(Web page and app entries)
______

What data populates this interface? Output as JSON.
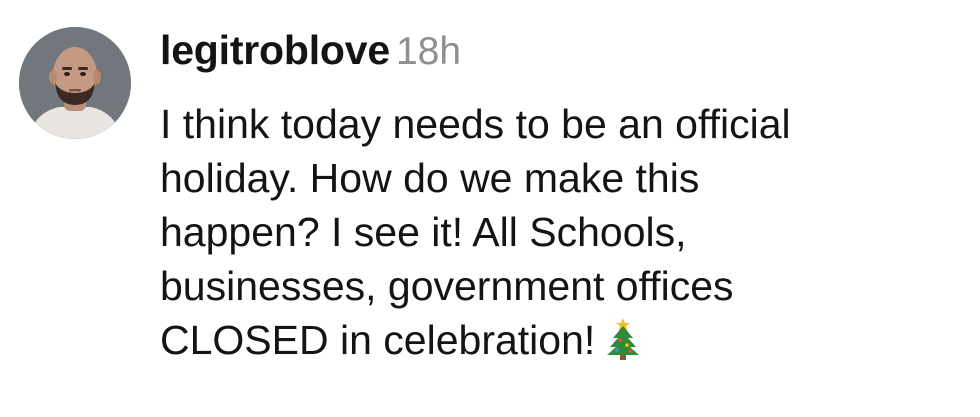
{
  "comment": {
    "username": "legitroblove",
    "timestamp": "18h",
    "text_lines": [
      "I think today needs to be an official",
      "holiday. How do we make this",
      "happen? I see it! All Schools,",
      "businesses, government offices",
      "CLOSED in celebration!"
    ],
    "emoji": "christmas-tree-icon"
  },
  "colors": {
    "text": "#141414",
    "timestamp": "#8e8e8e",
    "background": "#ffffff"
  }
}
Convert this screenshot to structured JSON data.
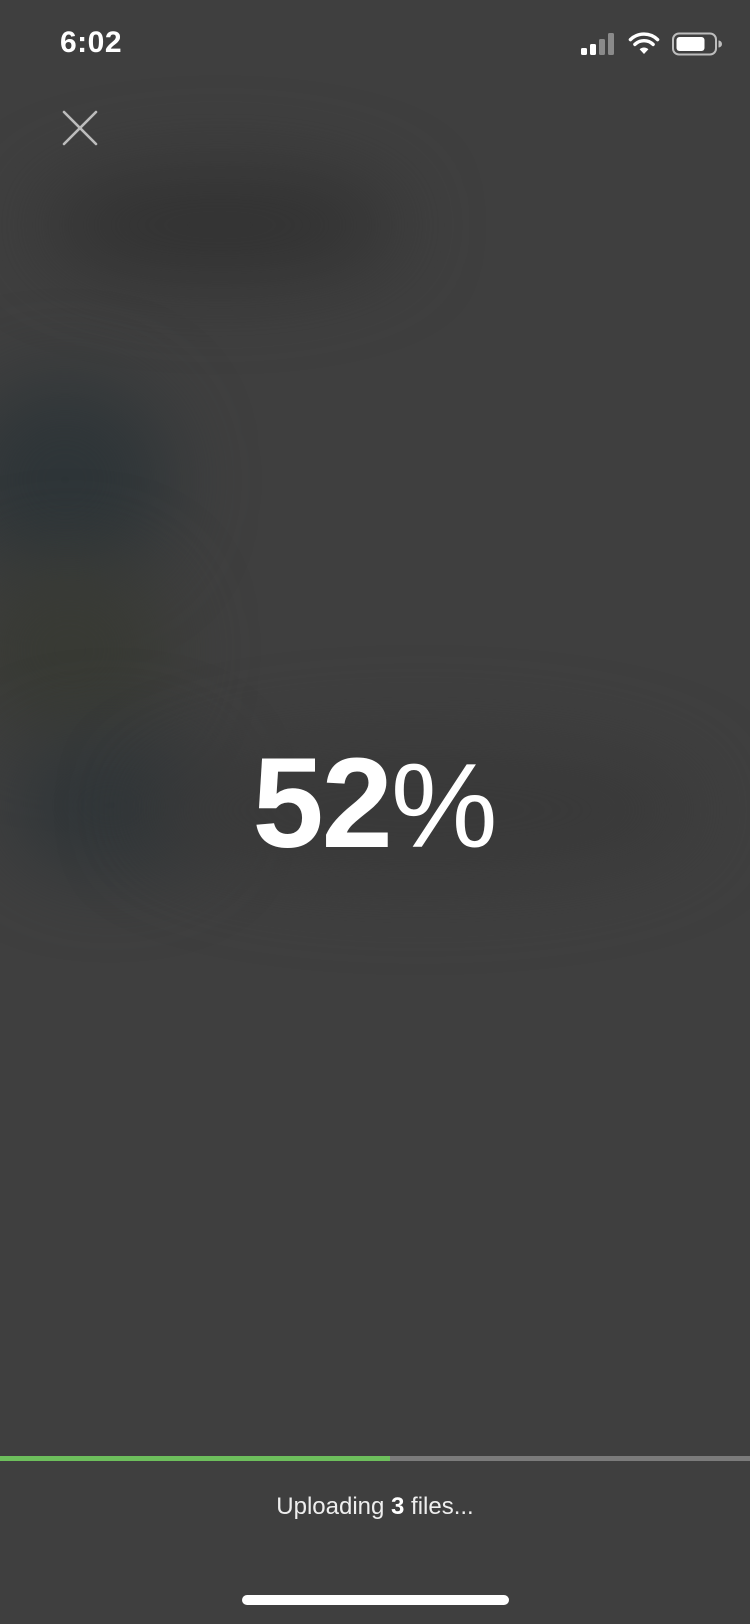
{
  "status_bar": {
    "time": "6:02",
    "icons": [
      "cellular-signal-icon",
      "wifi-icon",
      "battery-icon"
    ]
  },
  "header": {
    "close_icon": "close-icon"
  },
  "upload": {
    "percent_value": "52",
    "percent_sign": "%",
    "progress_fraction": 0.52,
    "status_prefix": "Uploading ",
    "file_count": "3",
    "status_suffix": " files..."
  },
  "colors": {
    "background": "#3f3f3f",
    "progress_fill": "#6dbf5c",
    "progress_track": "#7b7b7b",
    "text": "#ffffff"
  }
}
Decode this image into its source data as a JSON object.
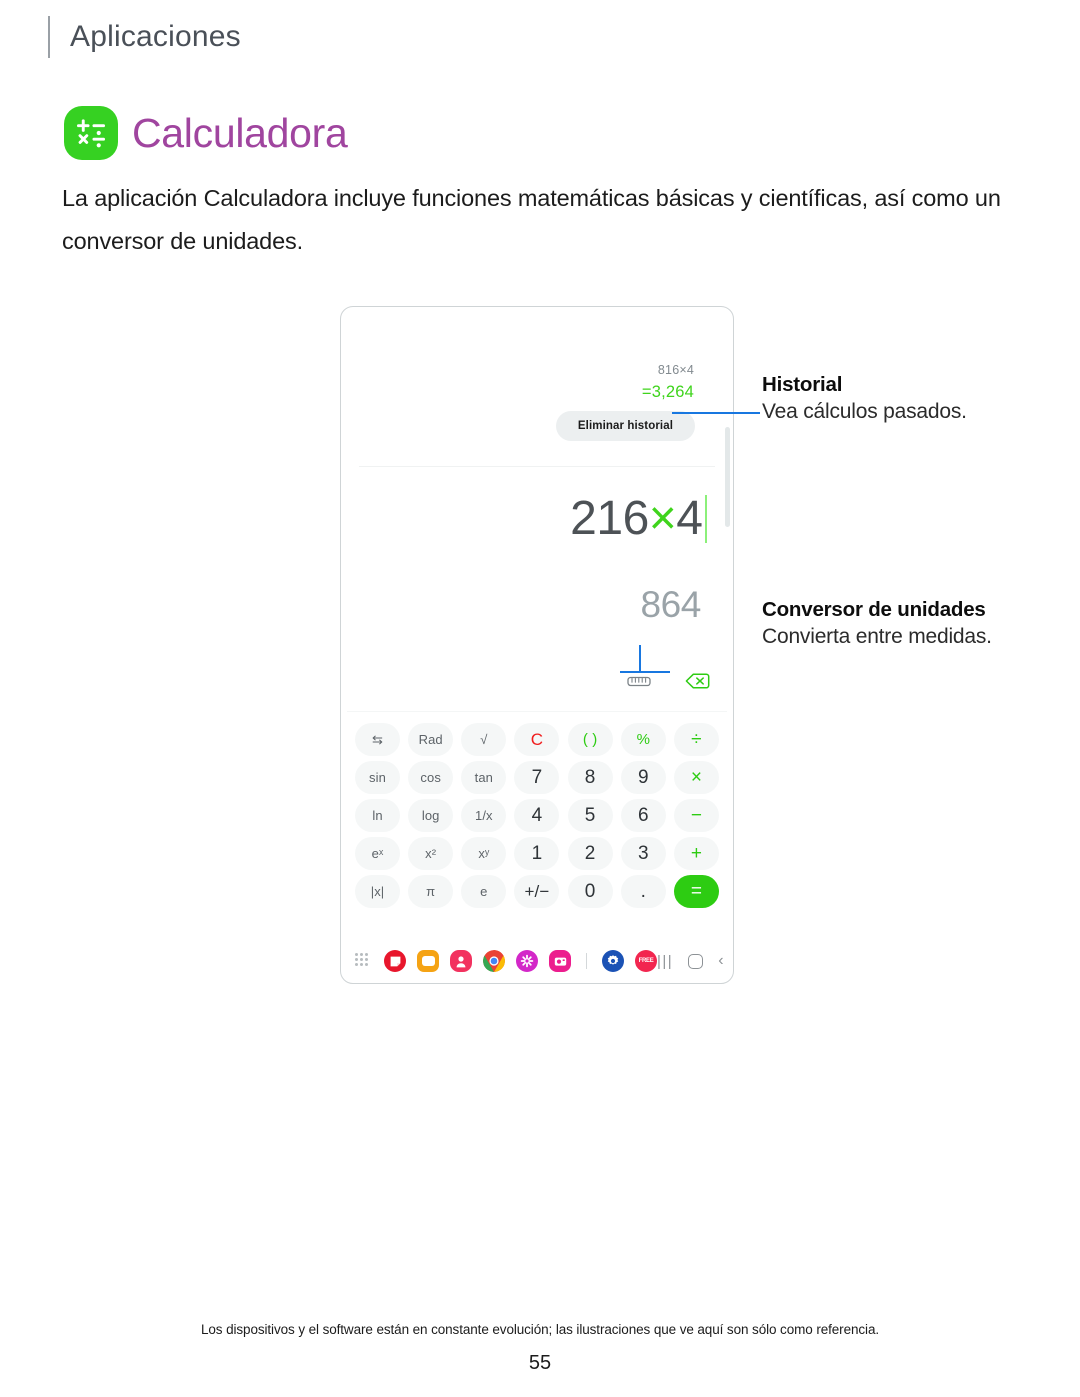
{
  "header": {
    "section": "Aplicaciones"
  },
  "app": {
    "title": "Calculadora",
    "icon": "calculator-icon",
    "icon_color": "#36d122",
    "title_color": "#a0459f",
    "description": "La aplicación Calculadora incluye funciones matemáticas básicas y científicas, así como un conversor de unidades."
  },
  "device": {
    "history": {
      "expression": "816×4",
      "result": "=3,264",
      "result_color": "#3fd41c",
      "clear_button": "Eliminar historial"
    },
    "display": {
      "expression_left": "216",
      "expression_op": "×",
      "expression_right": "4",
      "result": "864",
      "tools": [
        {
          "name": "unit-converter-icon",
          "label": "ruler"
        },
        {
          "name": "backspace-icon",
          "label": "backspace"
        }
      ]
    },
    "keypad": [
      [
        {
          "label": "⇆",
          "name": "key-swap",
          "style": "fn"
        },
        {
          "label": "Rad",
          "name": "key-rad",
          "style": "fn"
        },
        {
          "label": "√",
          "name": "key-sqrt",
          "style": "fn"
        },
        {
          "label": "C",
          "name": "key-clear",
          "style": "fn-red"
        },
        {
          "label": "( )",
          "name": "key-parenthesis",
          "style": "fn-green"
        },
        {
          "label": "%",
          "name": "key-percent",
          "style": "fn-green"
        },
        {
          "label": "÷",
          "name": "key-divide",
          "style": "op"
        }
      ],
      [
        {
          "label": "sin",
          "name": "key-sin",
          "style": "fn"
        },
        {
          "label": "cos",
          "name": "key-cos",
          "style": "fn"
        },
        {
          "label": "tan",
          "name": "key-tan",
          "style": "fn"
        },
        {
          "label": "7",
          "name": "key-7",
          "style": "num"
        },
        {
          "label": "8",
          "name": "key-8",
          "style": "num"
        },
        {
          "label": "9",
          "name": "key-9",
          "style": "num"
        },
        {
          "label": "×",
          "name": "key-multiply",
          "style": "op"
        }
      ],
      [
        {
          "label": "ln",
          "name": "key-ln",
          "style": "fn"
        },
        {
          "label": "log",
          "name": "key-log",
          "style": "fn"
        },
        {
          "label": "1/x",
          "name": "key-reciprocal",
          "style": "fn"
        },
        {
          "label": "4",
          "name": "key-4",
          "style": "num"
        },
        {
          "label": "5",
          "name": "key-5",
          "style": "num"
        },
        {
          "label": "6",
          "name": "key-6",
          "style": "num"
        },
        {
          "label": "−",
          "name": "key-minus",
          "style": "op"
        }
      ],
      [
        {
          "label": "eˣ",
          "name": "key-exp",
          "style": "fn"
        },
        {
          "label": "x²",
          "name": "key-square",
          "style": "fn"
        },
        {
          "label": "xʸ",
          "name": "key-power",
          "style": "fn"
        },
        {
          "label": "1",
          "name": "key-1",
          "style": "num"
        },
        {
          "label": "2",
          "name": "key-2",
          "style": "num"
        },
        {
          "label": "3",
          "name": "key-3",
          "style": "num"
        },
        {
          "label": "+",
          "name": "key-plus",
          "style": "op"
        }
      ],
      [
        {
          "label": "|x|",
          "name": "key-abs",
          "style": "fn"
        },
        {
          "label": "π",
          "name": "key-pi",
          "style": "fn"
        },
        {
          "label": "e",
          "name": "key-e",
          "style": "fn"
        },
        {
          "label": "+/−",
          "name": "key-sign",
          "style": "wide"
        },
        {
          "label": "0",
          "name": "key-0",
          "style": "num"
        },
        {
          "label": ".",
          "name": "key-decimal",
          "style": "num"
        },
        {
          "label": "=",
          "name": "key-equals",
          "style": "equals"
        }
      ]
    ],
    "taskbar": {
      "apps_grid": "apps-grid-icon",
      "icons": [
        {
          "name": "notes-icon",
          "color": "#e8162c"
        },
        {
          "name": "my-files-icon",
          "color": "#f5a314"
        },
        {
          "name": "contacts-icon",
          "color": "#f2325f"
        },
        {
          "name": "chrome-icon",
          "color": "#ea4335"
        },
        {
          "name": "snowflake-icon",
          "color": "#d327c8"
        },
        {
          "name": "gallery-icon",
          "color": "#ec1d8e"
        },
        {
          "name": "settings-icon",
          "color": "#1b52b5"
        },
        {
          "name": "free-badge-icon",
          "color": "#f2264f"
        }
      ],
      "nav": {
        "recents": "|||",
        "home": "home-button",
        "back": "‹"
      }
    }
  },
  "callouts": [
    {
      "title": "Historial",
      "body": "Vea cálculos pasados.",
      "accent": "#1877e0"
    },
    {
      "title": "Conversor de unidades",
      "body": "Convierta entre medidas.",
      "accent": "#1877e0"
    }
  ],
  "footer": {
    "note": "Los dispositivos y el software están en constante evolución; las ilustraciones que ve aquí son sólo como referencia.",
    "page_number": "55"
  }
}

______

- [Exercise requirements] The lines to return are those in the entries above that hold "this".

- [Answer section]
What data populates this interface? Output as JSON.
      "holiday. How do we make this",
Convert this screenshot to structured JSON data.
Decode this image into its source data as a JSON object.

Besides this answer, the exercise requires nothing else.